*TASK INSTRUCTIONS*. Go through the entries and copy every line that has the string "this" in it.

··········

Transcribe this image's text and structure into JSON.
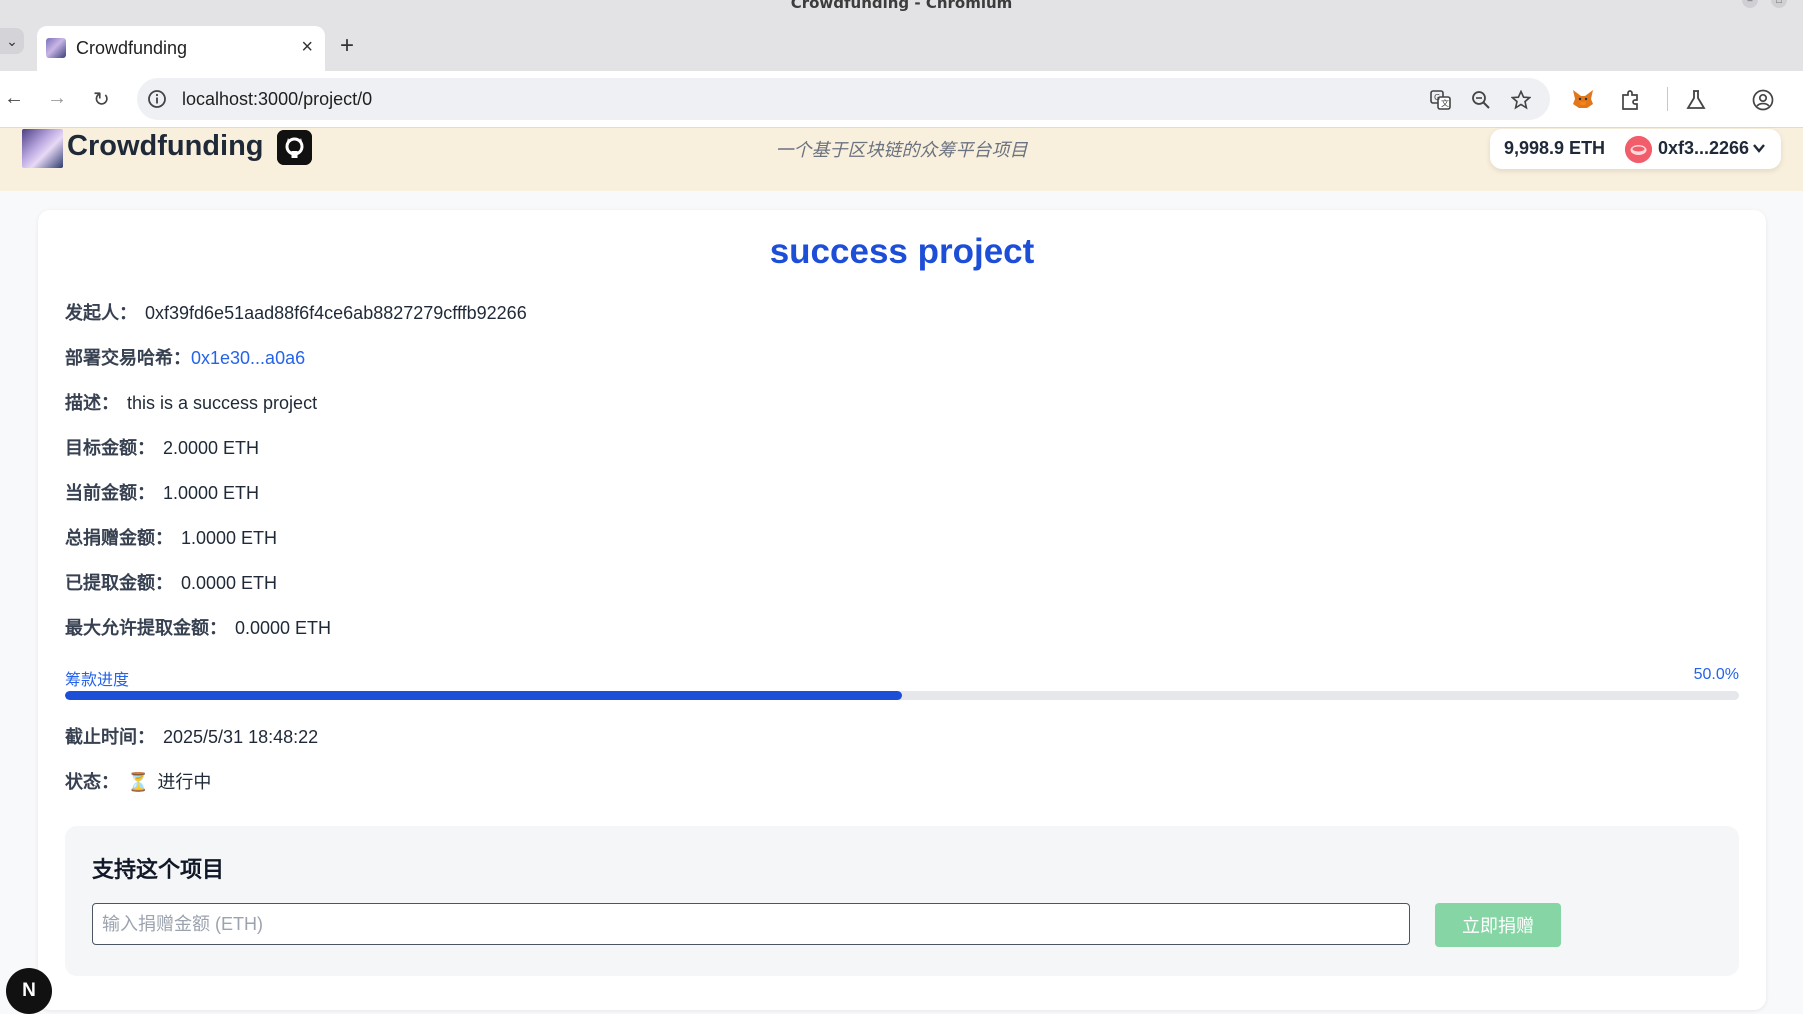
{
  "browser": {
    "window_title": "Crowdfunding - Chromium",
    "tab": {
      "title": "Crowdfunding",
      "close_glyph": "×"
    },
    "new_tab_glyph": "+",
    "tab_list_glyph": "⌄",
    "back_glyph": "←",
    "forward_glyph": "→",
    "reload_glyph": "↻",
    "url": "localhost:3000/project/0",
    "icons": [
      "translate-icon",
      "zoom-icon",
      "bookmark-star-icon",
      "metamask-fox-icon",
      "extensions-icon",
      "labs-flask-icon",
      "profile-icon"
    ]
  },
  "header": {
    "brand": "Crowdfunding",
    "tagline": "一个基于区块链的众筹平台项目",
    "wallet": {
      "balance": "9,998.9 ETH",
      "address": "0xf3...2266"
    }
  },
  "project": {
    "title": "success project",
    "fields": {
      "initiator": {
        "label": "发起人：",
        "value": "0xf39fd6e51aad88f6f4ce6ab8827279cfffb92266"
      },
      "deploy_tx": {
        "label": "部署交易哈希：",
        "value": "0x1e30...a0a6"
      },
      "description": {
        "label": "描述：",
        "value": "this is a success project"
      },
      "target": {
        "label": "目标金额：",
        "value": "2.0000 ETH"
      },
      "current": {
        "label": "当前金额：",
        "value": "1.0000 ETH"
      },
      "total_donated": {
        "label": "总捐赠金额：",
        "value": "1.0000 ETH"
      },
      "withdrawn": {
        "label": "已提取金额：",
        "value": "0.0000 ETH"
      },
      "max_withdraw": {
        "label": "最大允许提取金额：",
        "value": "0.0000 ETH"
      },
      "deadline": {
        "label": "截止时间：",
        "value": "2025/5/31 18:48:22"
      },
      "status": {
        "label": "状态：",
        "icon": "⏳",
        "value": "进行中"
      }
    },
    "progress": {
      "label": "筹款进度",
      "percent_text": "50.0%",
      "fraction": 0.5
    }
  },
  "support": {
    "heading": "支持这个项目",
    "input_placeholder": "输入捐赠金额 (ETH)",
    "button_label": "立即捐赠"
  },
  "dev_badge": "N",
  "colors": {
    "accent_blue": "#1d4ed8",
    "link_blue": "#2563eb",
    "header_bg": "#f8f0dc",
    "donate_green": "#86d5a4"
  }
}
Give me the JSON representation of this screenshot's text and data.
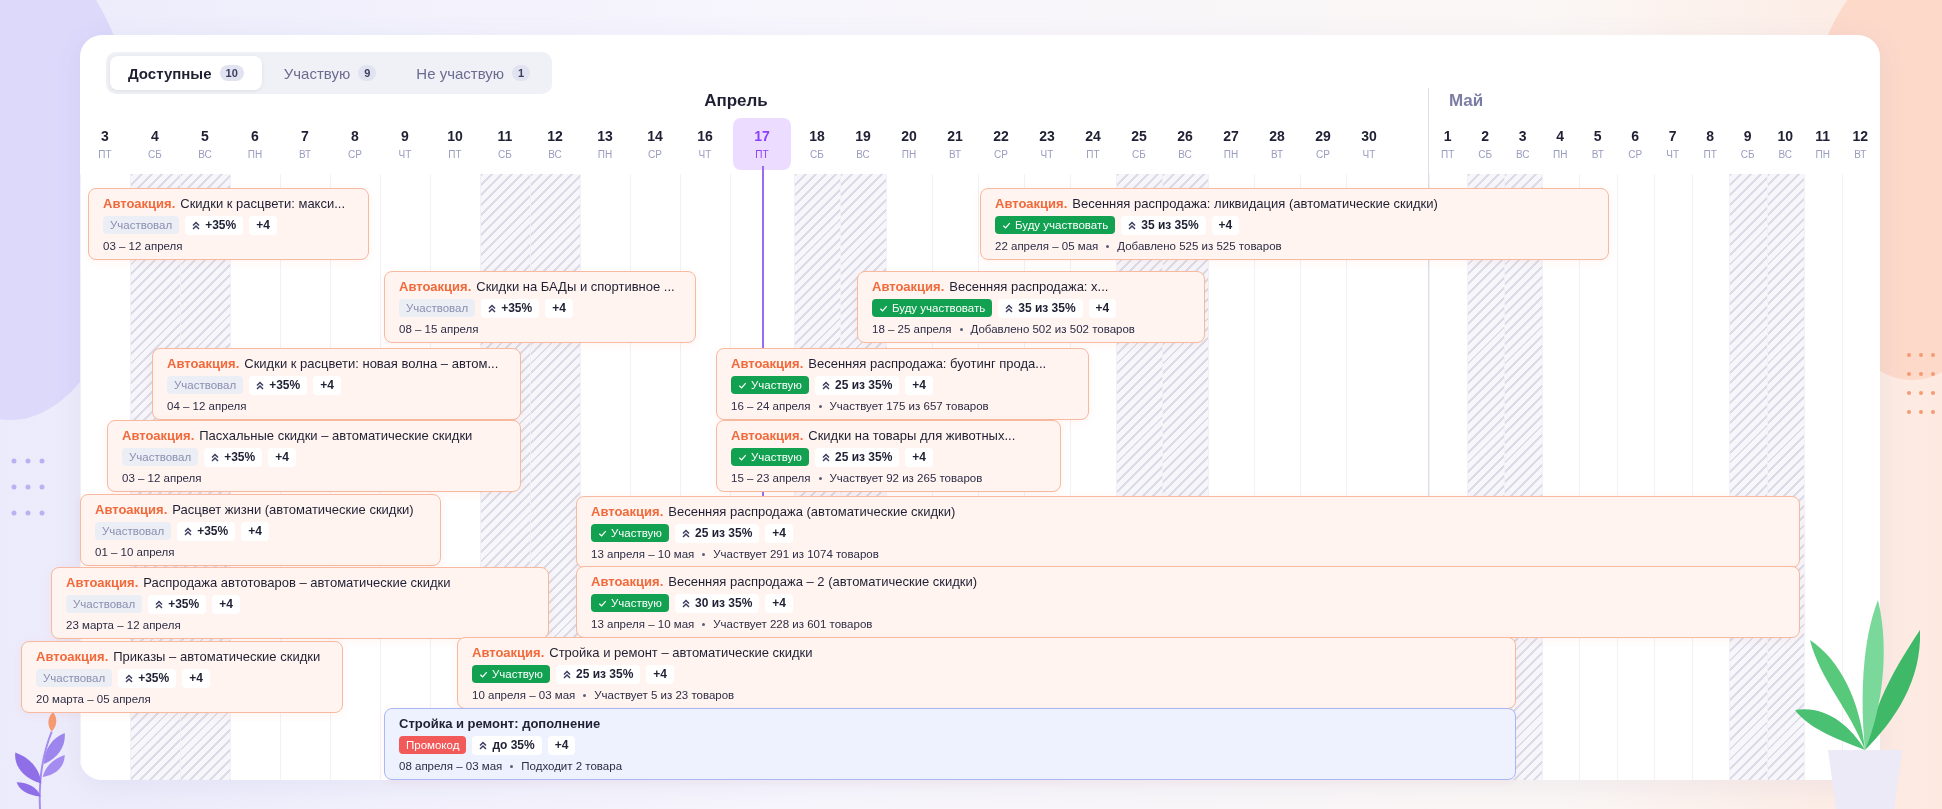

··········

*WRITTEN SOLUTION*.
Transcribe this image's text and structure into JSON.
        "value": "this is a success project"
Give me the JSON representation of this screenshot's text and data.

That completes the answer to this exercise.